St. Albert and Edmonton have entered into an agreement to explore the possibility of creating a single operating entity to provide commuter transit services to both communities.

To some, this may represent a great opportunity to work collaboratively to the mutual benefit of the citizens of St. Albert and Edmonton, while others will view this decision as the death-knell of civic independence and oversight of local and commuter public transit services.

It will come as no surprise to any who have heard me speak on the topic of regional transit service provision, that I firmly promote the former perspective.

Successful large metropolitan regions around the world have the common attribute of significant public transit networks.  These regions recognize public transit as an invaluable means to manage road congestion and reduce road infrastructure costs. More importantly they view the provision of public transit services as an essential mechanism to improve the quality of life for all within their communities:

* Public transit ensures labour mobility and supports economic development.

* Public transit reduces green house gas emissions and helps provide a cleaner environment.

* Public transit provides transportation to the disadvantaged and mobility challenged.

Truth be told, public transit services in our region could be provided by a patchwork of small independent local transit systems. However, the decision to “go it alone” foregoes the opportunity for substantial service improvements, considerable operational efficiencies and cost containment benefits.

Service improvements through route and scheduling optimization will eliminate duplicate services. With the introduction of smart bus fare technologies, fare harmonization, concession fares and loyalty programs will all be possible.

Operational efficiencies are to be found in the areas of management overhead, planning services, service control and emergency response systems.

Cost containment in relation to rolling stock optimization, spare ratio minimization, maintenance systems and bus storage coordination, parts management and inventory control all provide the promise of a more efficient system administration.

In all these areas, St. Albertans will benefit.

So how does this vision of a regional transit system transition from a concept to reality?

Answer – Collaboration and hard work!

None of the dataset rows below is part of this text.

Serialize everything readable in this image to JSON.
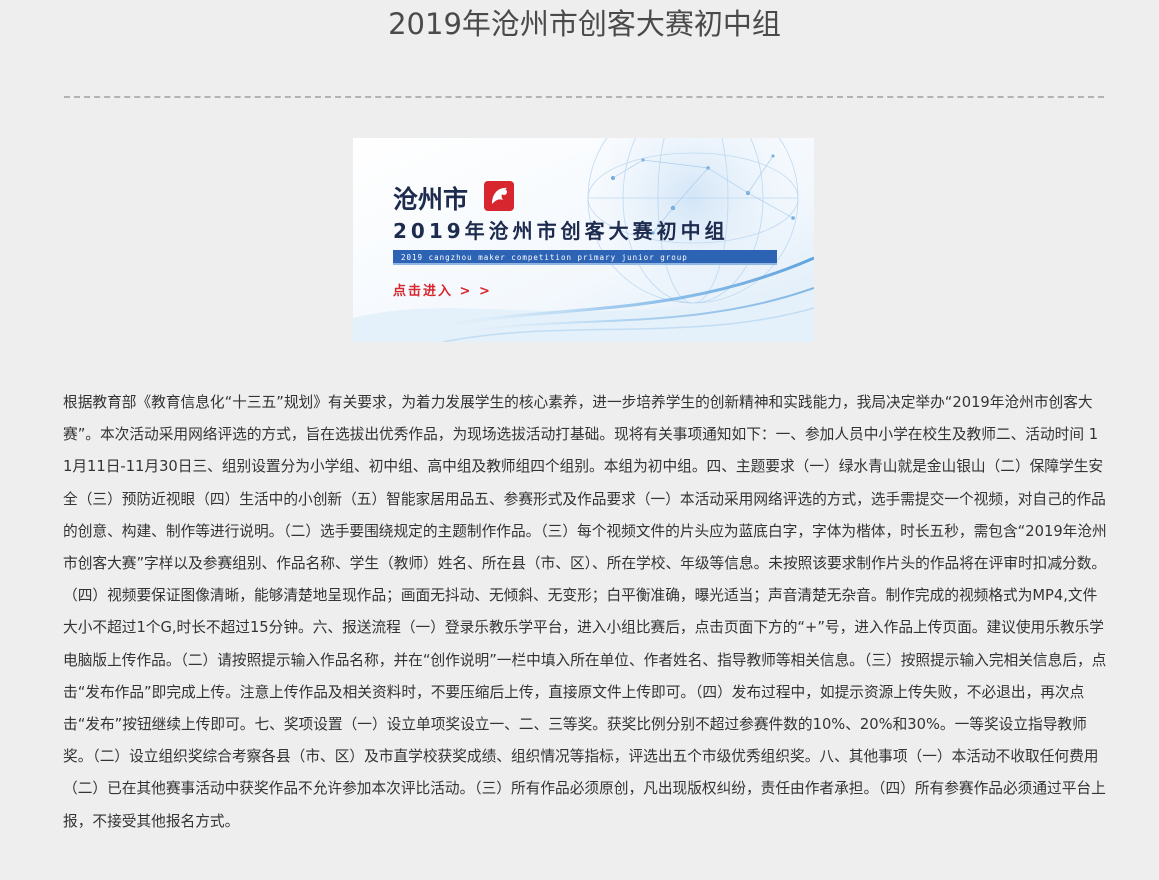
{
  "page": {
    "title": "2019年沧州市创客大赛初中组"
  },
  "banner": {
    "city": "沧州市",
    "heading": "2019年沧州市创客大赛初中组",
    "subheading": "2019 cangzhou maker competition primary junior group",
    "cta": "点击进入 > >",
    "colors": {
      "accent_red": "#d8262e",
      "heading_navy": "#1d2b4f",
      "strip_blue": "#2d63b4",
      "decor_blue": "#9cc6ea"
    }
  },
  "content": {
    "body": "根据教育部《教育信息化“十三五”规划》有关要求，为着力发展学生的核心素养，进一步培养学生的创新精神和实践能力，我局决定举办“2019年沧州市创客大赛”。本次活动采用网络评选的方式，旨在选拔出优秀作品，为现场选拔活动打基础。现将有关事项通知如下：一、参加人员中小学在校生及教师二、活动时间 11月11日-11月30日三、组别设置分为小学组、初中组、高中组及教师组四个组别。本组为初中组。四、主题要求（一）绿水青山就是金山银山（二）保障学生安全（三）预防近视眼（四）生活中的小创新（五）智能家居用品五、参赛形式及作品要求（一）本活动采用网络评选的方式，选手需提交一个视频，对自己的作品的创意、构建、制作等进行说明。（二）选手要围绕规定的主题制作作品。（三）每个视频文件的片头应为蓝底白字，字体为楷体，时长五秒，需包含“2019年沧州市创客大赛”字样以及参赛组别、作品名称、学生（教师）姓名、所在县（市、区）、所在学校、年级等信息。未按照该要求制作片头的作品将在评审时扣减分数。（四）视频要保证图像清晰，能够清楚地呈现作品；画面无抖动、无倾斜、无变形；白平衡准确，曝光适当；声音清楚无杂音。制作完成的视频格式为MP4,文件大小不超过1个G,时长不超过15分钟。六、报送流程（一）登录乐教乐学平台，进入小组比赛后，点击页面下方的“+”号，进入作品上传页面。建议使用乐教乐学电脑版上传作品。（二）请按照提示输入作品名称，并在“创作说明”一栏中填入所在单位、作者姓名、指导教师等相关信息。（三）按照提示输入完相关信息后，点击“发布作品”即完成上传。注意上传作品及相关资料时，不要压缩后上传，直接原文件上传即可。（四）发布过程中，如提示资源上传失败，不必退出，再次点击“发布”按钮继续上传即可。七、奖项设置（一）设立单项奖设立一、二、三等奖。获奖比例分别不超过参赛件数的10%、20%和30%。一等奖设立指导教师奖。（二）设立组织奖综合考察各县（市、区）及市直学校获奖成绩、组织情况等指标，评选出五个市级优秀组织奖。八、其他事项（一）本活动不收取任何费用（二）已在其他赛事活动中获奖作品不允许参加本次评比活动。（三）所有作品必须原创，凡出现版权纠纷，责任由作者承担。（四）所有参赛作品必须通过平台上报，不接受其他报名方式。"
  }
}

To say that the next steps in forming a regional transit commission will be easy would be a massive understatement.  In fact, establishing the commission and designing the operating model will truly be the most difficult elements of this initiative.

I am confident that the dream of seamless public transit services within the metro Edmonton region is possible because of the collaborative efforts of all stakeholders. By working together, communities within the metro Edmonton region,  with the participation of the provincial government, have the means by which to improve the quality of life for our entire region.

Opportunity is knocking!

St. Albert and Edmonton have opened the door.